(App and web page records)

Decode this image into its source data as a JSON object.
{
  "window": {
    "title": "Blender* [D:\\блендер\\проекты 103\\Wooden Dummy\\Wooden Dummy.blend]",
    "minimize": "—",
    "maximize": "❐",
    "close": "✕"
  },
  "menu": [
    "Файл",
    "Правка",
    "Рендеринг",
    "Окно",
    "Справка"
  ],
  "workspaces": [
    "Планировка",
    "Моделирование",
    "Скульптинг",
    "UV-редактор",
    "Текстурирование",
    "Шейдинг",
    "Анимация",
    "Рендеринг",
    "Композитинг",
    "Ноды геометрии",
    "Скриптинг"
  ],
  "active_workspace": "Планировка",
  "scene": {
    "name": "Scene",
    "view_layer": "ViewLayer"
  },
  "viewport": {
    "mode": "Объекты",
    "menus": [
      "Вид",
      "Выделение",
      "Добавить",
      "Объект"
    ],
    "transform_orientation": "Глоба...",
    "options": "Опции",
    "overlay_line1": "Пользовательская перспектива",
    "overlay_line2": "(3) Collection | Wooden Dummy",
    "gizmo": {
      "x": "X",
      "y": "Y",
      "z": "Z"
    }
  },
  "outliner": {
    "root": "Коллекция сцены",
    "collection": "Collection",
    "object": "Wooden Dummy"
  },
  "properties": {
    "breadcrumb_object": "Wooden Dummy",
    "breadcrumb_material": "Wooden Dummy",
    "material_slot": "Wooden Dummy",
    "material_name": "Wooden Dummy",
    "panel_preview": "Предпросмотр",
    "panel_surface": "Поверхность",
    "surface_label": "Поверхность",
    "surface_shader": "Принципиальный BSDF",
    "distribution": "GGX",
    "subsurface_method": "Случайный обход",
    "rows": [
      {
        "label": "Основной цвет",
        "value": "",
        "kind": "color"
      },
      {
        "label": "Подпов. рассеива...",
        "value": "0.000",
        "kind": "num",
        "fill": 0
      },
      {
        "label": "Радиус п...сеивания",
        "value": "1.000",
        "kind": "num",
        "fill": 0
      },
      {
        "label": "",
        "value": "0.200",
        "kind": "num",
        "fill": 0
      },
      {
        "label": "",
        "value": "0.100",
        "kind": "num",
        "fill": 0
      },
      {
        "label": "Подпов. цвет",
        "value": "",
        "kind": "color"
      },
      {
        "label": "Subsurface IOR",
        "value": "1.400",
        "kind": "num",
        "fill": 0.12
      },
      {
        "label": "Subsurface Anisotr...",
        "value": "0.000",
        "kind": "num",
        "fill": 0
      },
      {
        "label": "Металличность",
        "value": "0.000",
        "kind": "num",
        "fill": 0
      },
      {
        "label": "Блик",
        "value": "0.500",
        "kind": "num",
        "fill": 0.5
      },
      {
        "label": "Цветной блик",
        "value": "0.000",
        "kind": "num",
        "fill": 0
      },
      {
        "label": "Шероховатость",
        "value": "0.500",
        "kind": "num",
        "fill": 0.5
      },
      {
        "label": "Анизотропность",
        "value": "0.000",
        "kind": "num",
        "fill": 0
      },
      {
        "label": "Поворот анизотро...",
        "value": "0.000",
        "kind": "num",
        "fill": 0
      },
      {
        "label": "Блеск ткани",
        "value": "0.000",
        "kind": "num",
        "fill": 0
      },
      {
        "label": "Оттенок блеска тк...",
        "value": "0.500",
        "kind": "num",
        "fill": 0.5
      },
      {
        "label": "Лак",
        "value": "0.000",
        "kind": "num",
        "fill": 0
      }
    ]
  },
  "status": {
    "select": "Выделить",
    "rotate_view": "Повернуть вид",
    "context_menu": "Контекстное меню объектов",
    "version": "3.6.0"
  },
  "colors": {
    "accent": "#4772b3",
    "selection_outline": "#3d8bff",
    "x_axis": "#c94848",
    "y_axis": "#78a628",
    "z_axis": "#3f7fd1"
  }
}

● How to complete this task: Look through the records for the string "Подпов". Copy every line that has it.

● Answer box:
        "label": "Подпов. рассеива...",
        "label": "Подпов. цвет",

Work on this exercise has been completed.